Furthermore where I did alleadge, what the States had written to M[r] Caron of the 29 of July, I will still avow it soe to be reported by M[r] Caron, not onelie to me; but to the Quene, and howsoever the States beare you in hand, with shewing a Coppie of their letter sent to [Caron] I doe rather presume to Credit Caron /then/ their Copie of their Letter, in [that] I finde them unwilling to doe this service, which is to soe good a p[urpose] as, thoughe her Majestie had not pressed them therto, they ought to have [offe-] red it, and not with these trifling aunswers to delaye it as they have done, and soe it appeareth their unwillingnes. And where they see[m] to stand still upon the doubt of the countermand, I am assured tha[t] Caron was advertised within 6 howers after the countermande was [given,] that he should proceede as at the first he was directed, and soe he did [within] a daie or two after promise to wryte to the States, and I doe beleeve he [did] perfourme his promise: but in this matter I see plainely the trifling [of] the States, and unwillingnes whatsoever they give out in wordes, for (n[ot] as you write) when you moove them for 30 lastes of powder, they [make] you noe good aunswer therunto, but differ it untill all the Deputies [of] the States be come together, soe as I see howseover you have bin lately [in-] structed, or not thoroughlie, yet when you are both instructed and dea[l] fol.178r
with them in a point necessarie you can gett no aunswear./

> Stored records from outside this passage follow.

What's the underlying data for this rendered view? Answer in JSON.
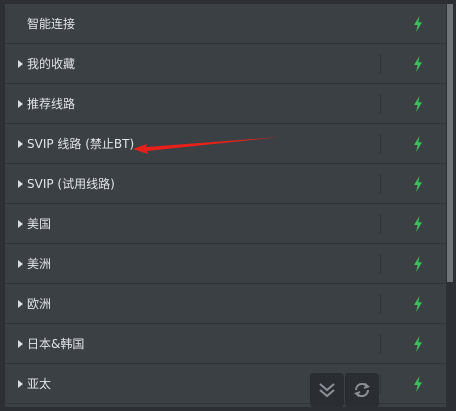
{
  "rows": [
    {
      "label": "智能连接",
      "has_caret": false
    },
    {
      "label": "我的收藏",
      "has_caret": true
    },
    {
      "label": "推荐线路",
      "has_caret": true
    },
    {
      "label": "SVIP 线路 (禁止BT)",
      "has_caret": true
    },
    {
      "label": "SVIP (试用线路)",
      "has_caret": true
    },
    {
      "label": "美国",
      "has_caret": true
    },
    {
      "label": "美洲",
      "has_caret": true
    },
    {
      "label": "欧洲",
      "has_caret": true
    },
    {
      "label": "日本&韩国",
      "has_caret": true
    },
    {
      "label": "亚太",
      "has_caret": true
    }
  ],
  "icons": {
    "row_action": "lightning-bolt-icon",
    "expand": "double-chevron-down-icon",
    "refresh": "refresh-icon",
    "row_caret": "caret-right-icon",
    "annotation": "red-arrow"
  },
  "colors": {
    "background": "#2c3034",
    "list_background": "#3b4045",
    "text": "#e2e5e8",
    "bolt": "#3fbf5a",
    "annotation_arrow": "#e8201a"
  }
}
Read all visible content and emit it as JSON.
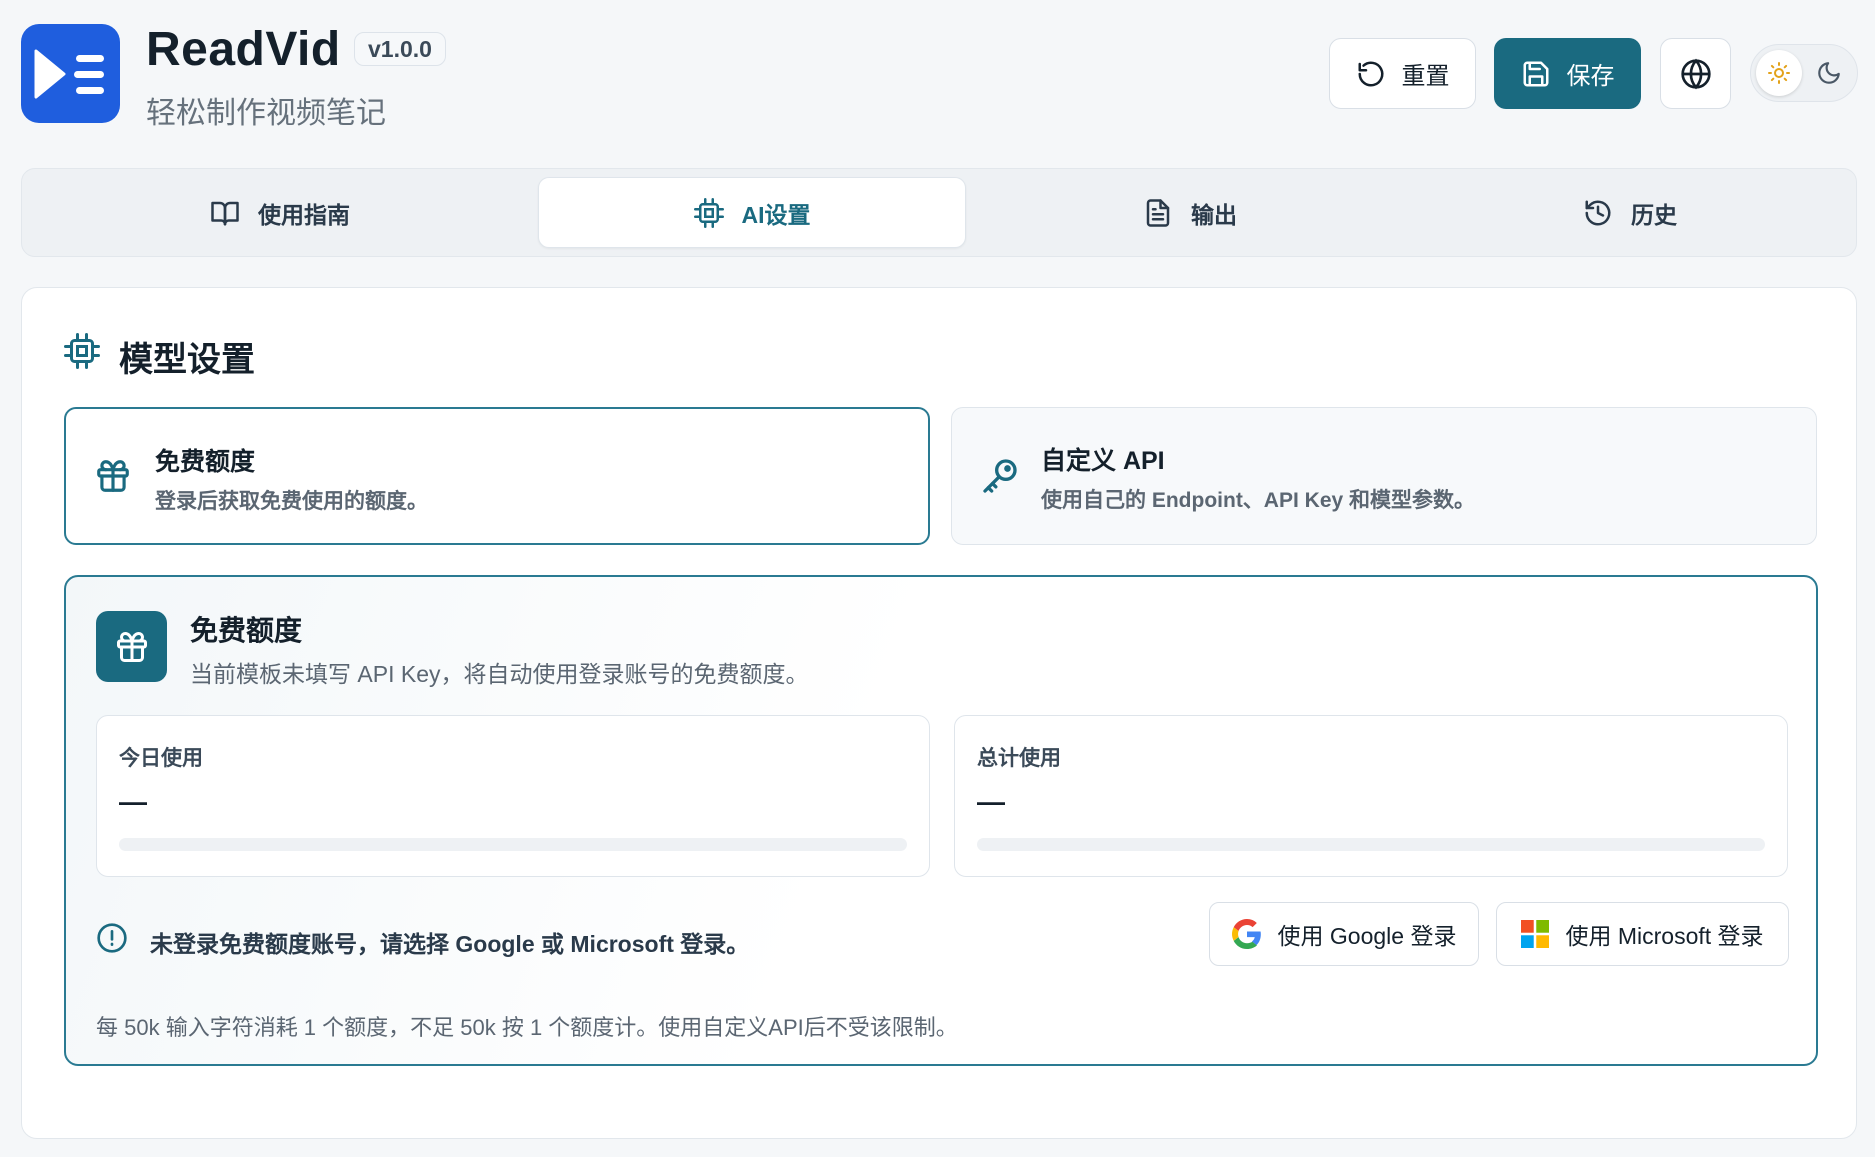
{
  "app": {
    "name": "ReadVid",
    "version": "v1.0.0",
    "subtitle": "轻松制作视频笔记"
  },
  "header": {
    "reset_label": "重置",
    "save_label": "保存",
    "language_icon": "globe-icon",
    "theme": {
      "active": "light",
      "light_icon": "sun-icon",
      "dark_icon": "moon-icon"
    }
  },
  "tabs": [
    {
      "label": "使用指南",
      "icon": "book-icon",
      "active": false
    },
    {
      "label": "AI设置",
      "icon": "cpu-icon",
      "active": true
    },
    {
      "label": "输出",
      "icon": "document-icon",
      "active": false
    },
    {
      "label": "历史",
      "icon": "history-icon",
      "active": false
    }
  ],
  "section": {
    "title": "模型设置",
    "options": [
      {
        "title": "免费额度",
        "description": "登录后获取免费使用的额度。",
        "icon": "gift-icon",
        "selected": true
      },
      {
        "title": "自定义 API",
        "description": "使用自己的 Endpoint、API Key 和模型参数。",
        "icon": "key-icon",
        "selected": false
      }
    ]
  },
  "quota": {
    "title": "免费额度",
    "description": "当前模板未填写 API Key，将自动使用登录账号的免费额度。",
    "today": {
      "label": "今日使用",
      "value": "—",
      "progress": 0
    },
    "total": {
      "label": "总计使用",
      "value": "—",
      "progress": 0
    },
    "alert": "未登录免费额度账号，请选择 Google 或 Microsoft 登录。",
    "google_label": "使用 Google 登录",
    "microsoft_label": "使用 Microsoft 登录",
    "footnote": "每 50k 输入字符消耗 1 个额度，不足 50k 按 1 个额度计。使用自定义API后不受该限制。"
  },
  "colors": {
    "accent": "#1a6a80",
    "logo": "#1f5ede",
    "background": "#f5f7f9"
  }
}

You wonder that your advertisement of the taking of Groeninghen came soe lately hither, as indeede it did, though you saye Master Gilpin and you dispatched a post therwith, for in trueth the newes thereof, were particulerly certified to my L. of Essex, and common in London, before we could heare a word thereof from you: and therefore your Poste ought to make better aunswer therunto for his negligence: And if it be as you saye, that your poste brought your letters to my L. of Essex, then he delt lyke a varlet with me to keepe my lettres soe longe after my L. had receyved his.

Youe requyre me to pardon you a little, that you speake to me with some plainnes, when you feele your self encombred with the buren of your service, for want of due information: and soe doe I requyre you to beare with me in plaine writing that doe fynde you more scrupulous then neede is. And soe wishing that you would pro- cure some resolute resolution of the States, of that they are disposed to doe without cavillations, as it seemeth they doe at this tyme, and soe they doe in all Negotiations you have with them, geving generall good wordes, and yet in particularitie making alwaies delayes.

I thincke my next dispatche unto you; shalbe to send you her Majesties letter according to your desyre, to licence your comming from thence, which stayeth a fewe dayes, untill a Consultation maye be had, for sending of an expresse messenger to the Archiduke Ernestus from hence, of which matter you shall have information to deliver the same to the States. From Greenwich the 27 of August 1594.